In the US we tend to veer away from wide street and road patterns that are more commonly found throughout Asia. But there’s actually a way that we can adapt this model for US cities to plan dynamic people-centered environments. For example, the Tencent Shenzhen Headquarters Project (Net City) requires a wide roadway right-of-way to meet the current planning regulations. But micro mobility strategies are also layered side-by-side: pedestrian walkways, protected bike lanes, bus lanes and space for scooters, e-bikes and green infrastructure buffers. Designers must envision intermittent uses that flex over time to support community creation for city dwellers and small businesses.

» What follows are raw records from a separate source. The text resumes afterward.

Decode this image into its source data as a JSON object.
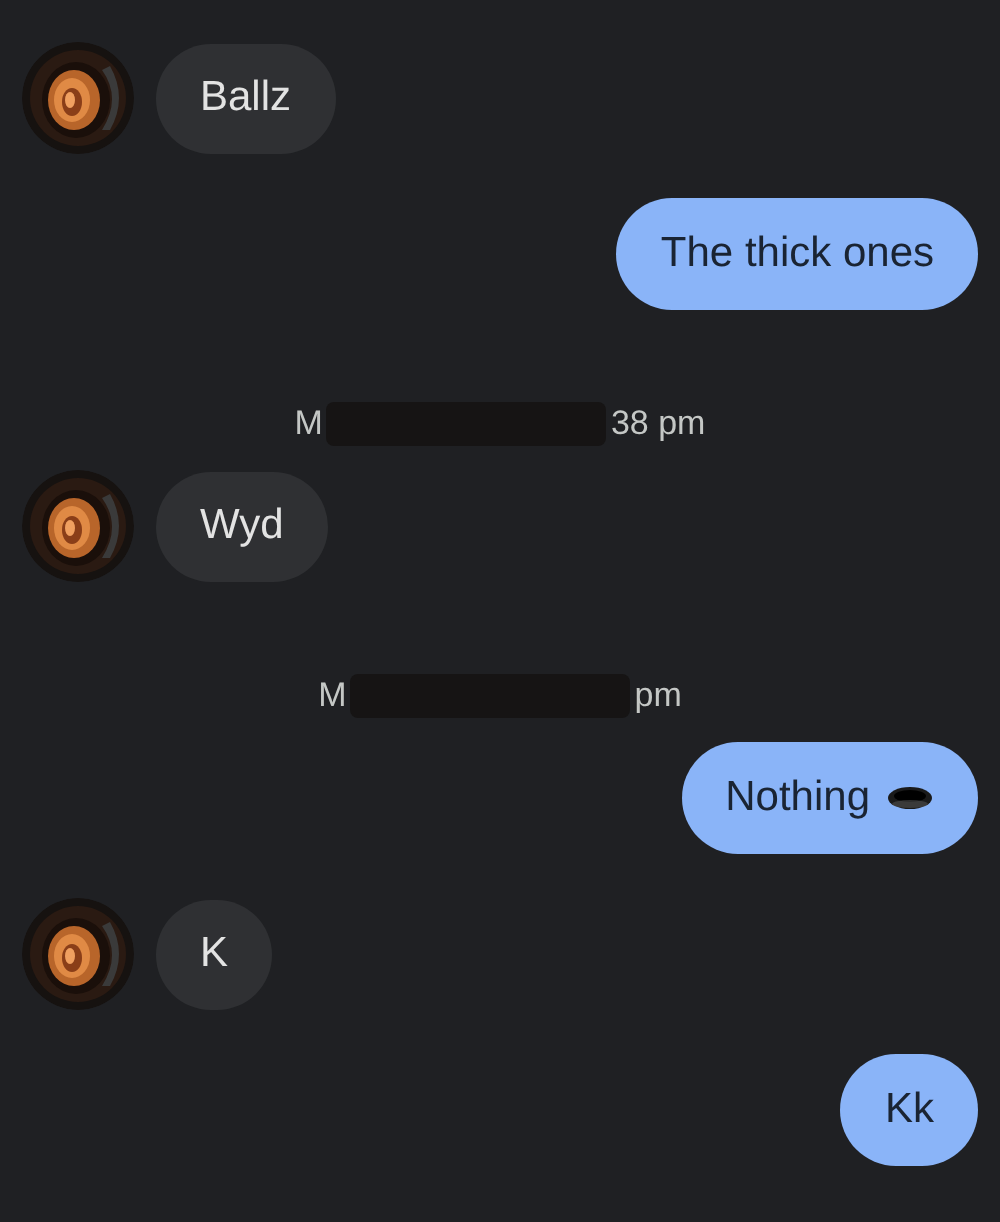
{
  "messages": [
    {
      "kind": "incoming",
      "text": "Ballz",
      "avatar": true
    },
    {
      "kind": "outgoing",
      "text": "The thick ones"
    },
    {
      "kind": "timestamp",
      "visible_start": "M",
      "visible_end": "38 pm"
    },
    {
      "kind": "incoming",
      "text": "Wyd",
      "avatar": true
    },
    {
      "kind": "timestamp",
      "visible_start": "M",
      "visible_end": "pm"
    },
    {
      "kind": "outgoing",
      "text": "Nothing",
      "emoji": true
    },
    {
      "kind": "incoming",
      "text": "K",
      "avatar": true
    },
    {
      "kind": "outgoing",
      "text": "Kk"
    }
  ]
}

In addition, right-of-way width of roadways preserves daylight exposure onto the streets and sidewalks and it allows the urban fabric to ventilate. These fundamental provisions date back to the public health performance of streets in history that remain paramount during the pandemic. A hot steamy summer in New York with piles of garbage bags sharing the sidewalks with people is a picture that convinces many to want to redesign street spaces. As cities densify, daylight exposure becomes a right as well. Wider streets means more ample sunshine for everyone and even the urban forest that survives all year long inhabiting the street. Even an accommodation of three more feet to expand tree and plant beds offers a more humane streetscape to offset carbon emissions in our cities.

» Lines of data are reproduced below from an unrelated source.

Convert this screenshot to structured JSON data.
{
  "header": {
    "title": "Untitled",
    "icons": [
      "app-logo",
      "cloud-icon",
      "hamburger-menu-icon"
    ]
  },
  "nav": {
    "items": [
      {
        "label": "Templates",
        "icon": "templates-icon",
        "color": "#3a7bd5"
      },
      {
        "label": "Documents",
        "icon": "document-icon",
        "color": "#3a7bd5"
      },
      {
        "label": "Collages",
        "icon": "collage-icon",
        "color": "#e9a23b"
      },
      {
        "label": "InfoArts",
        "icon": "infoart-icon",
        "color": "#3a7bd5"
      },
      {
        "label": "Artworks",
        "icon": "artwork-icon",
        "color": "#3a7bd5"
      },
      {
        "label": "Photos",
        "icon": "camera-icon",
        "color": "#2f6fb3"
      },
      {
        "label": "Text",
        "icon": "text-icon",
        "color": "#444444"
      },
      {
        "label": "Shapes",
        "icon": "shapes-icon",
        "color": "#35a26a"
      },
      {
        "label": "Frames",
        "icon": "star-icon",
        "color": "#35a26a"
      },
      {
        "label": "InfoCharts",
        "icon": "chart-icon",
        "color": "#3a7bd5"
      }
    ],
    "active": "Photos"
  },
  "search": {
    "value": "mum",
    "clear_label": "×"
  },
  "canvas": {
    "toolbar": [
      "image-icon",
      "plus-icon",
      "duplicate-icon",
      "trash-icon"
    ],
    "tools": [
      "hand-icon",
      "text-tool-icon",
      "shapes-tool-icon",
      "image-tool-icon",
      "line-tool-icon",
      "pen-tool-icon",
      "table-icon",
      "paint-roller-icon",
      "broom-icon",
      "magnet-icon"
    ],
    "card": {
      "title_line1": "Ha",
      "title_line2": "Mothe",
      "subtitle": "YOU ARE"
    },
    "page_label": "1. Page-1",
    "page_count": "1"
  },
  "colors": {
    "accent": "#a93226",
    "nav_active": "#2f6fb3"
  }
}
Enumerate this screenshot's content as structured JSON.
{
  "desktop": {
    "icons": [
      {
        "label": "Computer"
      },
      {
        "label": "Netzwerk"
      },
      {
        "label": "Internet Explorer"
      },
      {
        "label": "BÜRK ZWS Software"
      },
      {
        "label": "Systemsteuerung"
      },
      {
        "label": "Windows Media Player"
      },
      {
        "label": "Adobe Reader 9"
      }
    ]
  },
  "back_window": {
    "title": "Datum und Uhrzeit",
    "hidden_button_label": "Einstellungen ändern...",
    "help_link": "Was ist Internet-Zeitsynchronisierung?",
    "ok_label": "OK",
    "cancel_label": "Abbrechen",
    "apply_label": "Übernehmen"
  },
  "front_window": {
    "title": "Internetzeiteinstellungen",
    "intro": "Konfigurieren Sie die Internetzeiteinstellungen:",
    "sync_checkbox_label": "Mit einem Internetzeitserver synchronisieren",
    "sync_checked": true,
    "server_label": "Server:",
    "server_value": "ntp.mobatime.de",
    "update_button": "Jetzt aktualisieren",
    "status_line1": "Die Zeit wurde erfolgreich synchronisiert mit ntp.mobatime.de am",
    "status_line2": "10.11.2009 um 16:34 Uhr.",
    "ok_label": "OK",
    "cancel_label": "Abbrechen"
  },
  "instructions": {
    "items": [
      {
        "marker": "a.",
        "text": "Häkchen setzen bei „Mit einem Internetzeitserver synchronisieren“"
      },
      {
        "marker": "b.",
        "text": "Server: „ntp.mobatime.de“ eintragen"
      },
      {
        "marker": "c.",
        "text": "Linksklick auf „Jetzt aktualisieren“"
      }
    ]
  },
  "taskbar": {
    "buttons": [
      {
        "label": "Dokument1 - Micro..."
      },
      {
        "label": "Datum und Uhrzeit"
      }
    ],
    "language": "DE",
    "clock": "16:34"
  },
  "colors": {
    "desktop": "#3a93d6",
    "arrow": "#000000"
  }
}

We already see this happening in an informal way during the pandemic in both big and small cities throughout America, which have introduced outdoor seating on sidewalks, moved walkways into the street and turned medians into hangout areas. The wider roads can provide space for both temporary and tactical urbanism interventions and programming as well as more permanent adjustments. This also allows for spaces where greater intergenerational and social mixing can occur.
Transform Roadways to Pedestrian Ways Across Scales
Wherever possible, we should look for opportunities to transform roadways for cars into pedestrian ways that can accommodate recreation and active transportation. We’ve already seen the popularization of car-free streets, where multi-street corridors are turned into walking and biking zones.
But there is also an opportunity to look across scales—whether it’s at an individual block level or across entire districts and neighborhoods. With the Denny Substation in Seattle—a project that turns a public utility into a community park and amenity—walkability is improved with the inclusion of community space including a quarter-mile walkway lined with public artworks, a dog park and gallery space and areas for food trucks. We also see this at the district level with Dallas’ Arts District which seeks to turn one of the most notoriously car-centric cities in America into a walkable central hub for culture and recreation.
Expand the Pool of Stakeholders Committed to This Work
The process of reshaping cities away from 100 years of car-dominant planning and design will take a wide and committed group of stakeholders. While this work has often been led by local government, a widening group of private and corporate firms—including a number of forward-thinking companies—are taking on this work, especially at a neighborhood and district level. These initiatives are even more impactful when new industry and local government work together in tandem to imagine, fund and maintain this work. And with city budgets constricted by the ongoing pandemic, it’s going to take additional vision and commitment by the private sector to move toward this vision.
The reprioritization of city planning to focus first on humans and later on cars is central to the values we want to see—cities with a smaller carbon footprint and lesser climate change impact, healthy cities with cleaner air, less noise pollution, more opportunities for active transportation and more inclusive and equitable cities with quality transportation access for all. The challenge and task at hand is immense but it is achievable if the collective wisdom and commitment to bring together city planners, developers, corporations and the wider design community is realized.